The RSC opened its splendid theater at Stratford-upon-Avon with the runaway hit “Matilda.” Dennis Kelly (book), Tim Minchin (music and lyrics), and helmer Matthew Warchus turned Roald Dahl’s episodic heart-warmer into a theatrical masterwork of tears and joy. Bertie Carvel as vicious headmistress Miss Trunchbull gave a hilarious, daringly dark perf that had nothing to do with drag and everything with controlled fervor.
2011: The RSC plans to transfer the show to the West End next fall without outside co-producers
Jamie Lloyd, director
Lloyd’s intense Donmar Warehouse rethink of the Sondheim/Lapine tuner “Passion” seemed to realize the writers’ original intention of creating a headlong rush. Lloyd shaved 15 minutes from the almost two-hour Broadway running time. Had it not been so welded to the intimate Donmar space, it would have transferred.
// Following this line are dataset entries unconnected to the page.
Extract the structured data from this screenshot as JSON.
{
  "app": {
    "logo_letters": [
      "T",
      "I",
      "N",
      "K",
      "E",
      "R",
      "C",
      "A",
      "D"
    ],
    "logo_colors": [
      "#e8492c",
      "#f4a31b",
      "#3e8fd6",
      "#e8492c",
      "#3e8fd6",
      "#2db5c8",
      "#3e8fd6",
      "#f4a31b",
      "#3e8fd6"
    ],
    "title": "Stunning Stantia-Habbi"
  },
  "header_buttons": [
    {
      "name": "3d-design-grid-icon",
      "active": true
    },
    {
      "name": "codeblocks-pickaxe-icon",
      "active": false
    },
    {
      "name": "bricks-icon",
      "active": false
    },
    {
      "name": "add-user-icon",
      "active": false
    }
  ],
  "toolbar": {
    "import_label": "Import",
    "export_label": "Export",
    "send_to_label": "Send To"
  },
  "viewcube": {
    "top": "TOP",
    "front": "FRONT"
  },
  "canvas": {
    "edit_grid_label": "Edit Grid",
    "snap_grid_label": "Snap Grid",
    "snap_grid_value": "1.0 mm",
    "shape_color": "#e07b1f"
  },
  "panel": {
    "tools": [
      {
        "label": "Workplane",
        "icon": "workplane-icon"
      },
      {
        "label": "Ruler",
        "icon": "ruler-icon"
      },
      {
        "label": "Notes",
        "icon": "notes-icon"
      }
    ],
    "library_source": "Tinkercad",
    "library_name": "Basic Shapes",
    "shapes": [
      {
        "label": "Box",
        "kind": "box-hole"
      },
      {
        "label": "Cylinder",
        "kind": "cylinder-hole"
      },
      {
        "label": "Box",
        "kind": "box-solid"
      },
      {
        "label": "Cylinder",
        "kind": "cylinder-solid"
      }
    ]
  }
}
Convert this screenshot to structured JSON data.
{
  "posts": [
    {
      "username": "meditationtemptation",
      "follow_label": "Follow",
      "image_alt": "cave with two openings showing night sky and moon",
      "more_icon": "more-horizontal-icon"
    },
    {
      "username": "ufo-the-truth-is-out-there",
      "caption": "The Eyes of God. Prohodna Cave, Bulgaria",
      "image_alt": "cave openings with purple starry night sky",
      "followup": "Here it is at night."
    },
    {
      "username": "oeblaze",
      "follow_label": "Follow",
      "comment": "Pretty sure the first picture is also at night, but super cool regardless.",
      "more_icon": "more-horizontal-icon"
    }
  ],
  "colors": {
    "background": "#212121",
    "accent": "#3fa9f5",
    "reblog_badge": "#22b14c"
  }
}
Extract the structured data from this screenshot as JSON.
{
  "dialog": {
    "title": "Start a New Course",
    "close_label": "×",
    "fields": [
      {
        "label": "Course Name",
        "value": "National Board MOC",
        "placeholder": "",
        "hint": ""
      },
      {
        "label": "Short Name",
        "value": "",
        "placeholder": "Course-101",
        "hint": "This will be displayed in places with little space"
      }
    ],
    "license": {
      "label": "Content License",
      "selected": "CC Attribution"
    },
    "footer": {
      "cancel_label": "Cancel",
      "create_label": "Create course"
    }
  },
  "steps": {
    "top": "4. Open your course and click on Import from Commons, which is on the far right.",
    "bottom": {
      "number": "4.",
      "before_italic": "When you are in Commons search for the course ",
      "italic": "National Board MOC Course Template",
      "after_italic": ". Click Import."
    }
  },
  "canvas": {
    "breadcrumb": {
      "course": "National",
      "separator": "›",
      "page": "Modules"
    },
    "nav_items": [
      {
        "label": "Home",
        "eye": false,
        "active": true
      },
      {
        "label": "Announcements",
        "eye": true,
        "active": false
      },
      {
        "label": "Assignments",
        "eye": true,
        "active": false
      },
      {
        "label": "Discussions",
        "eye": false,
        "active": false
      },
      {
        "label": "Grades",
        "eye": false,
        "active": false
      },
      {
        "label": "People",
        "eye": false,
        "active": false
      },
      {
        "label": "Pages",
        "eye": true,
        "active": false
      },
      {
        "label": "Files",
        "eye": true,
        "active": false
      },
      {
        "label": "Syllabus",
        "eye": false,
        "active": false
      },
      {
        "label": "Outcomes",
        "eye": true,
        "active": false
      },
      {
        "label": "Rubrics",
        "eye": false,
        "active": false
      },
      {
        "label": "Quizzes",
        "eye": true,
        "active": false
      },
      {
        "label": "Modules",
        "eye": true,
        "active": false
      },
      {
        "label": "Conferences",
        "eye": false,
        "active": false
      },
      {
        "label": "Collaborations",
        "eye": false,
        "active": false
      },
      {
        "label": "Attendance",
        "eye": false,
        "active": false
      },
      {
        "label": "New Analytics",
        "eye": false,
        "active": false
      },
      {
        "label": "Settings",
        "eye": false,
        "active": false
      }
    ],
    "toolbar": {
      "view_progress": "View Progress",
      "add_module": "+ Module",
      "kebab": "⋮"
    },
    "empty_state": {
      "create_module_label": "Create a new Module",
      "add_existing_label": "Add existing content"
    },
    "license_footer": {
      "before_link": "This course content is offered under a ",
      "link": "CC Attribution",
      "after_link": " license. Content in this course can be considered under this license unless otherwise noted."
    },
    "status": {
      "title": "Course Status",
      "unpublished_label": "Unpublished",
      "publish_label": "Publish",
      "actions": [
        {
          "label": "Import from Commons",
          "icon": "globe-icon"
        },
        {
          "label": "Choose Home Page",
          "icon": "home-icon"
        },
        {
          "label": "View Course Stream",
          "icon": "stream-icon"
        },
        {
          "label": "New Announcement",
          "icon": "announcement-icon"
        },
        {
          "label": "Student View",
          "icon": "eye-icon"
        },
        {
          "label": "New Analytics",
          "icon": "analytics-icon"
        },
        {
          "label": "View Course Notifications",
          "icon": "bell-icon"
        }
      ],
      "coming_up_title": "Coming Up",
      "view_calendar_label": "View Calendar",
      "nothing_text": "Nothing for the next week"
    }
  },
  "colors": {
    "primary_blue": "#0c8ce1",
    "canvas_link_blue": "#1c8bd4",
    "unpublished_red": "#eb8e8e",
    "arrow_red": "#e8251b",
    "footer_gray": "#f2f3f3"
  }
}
2011: Lloyd helms the U.K. bow of tuner “The 25th Annual Putnam County Spelling Bee” (Donmar, Feb. 11-April 2) and Tarell Alvin McCraney’s “American Trade” (RSC, Hampstead Theater, June 2-18).
Nina Raine, playwright
Raine’s Royal Court debut “Tribes” was a serious comedy about identity and family ties. Roger Michell’s production allowed the ideas — and the actors — to shine, not least Michelle Terry in an unsentimental performance as a woman losing her hearing but never her insight.
2011: Raine directs her latest play “Tiger Country” (Hampstead, Jan. 19-Feb. 5).
Bunny Christie, designer
In a year of impressive National Theater productions, Howard Davies’ revival of “The White Guard” was a standout. A play of vivid contrasts, it was opened up and animated by Bunny Christie’s audacious, immense set that used height, depth and width to pull off its dramatic surprises.
2011: Christie designs Pinter’s “Moonlight” (Donmar, April 7-May 28).
– — David Benedict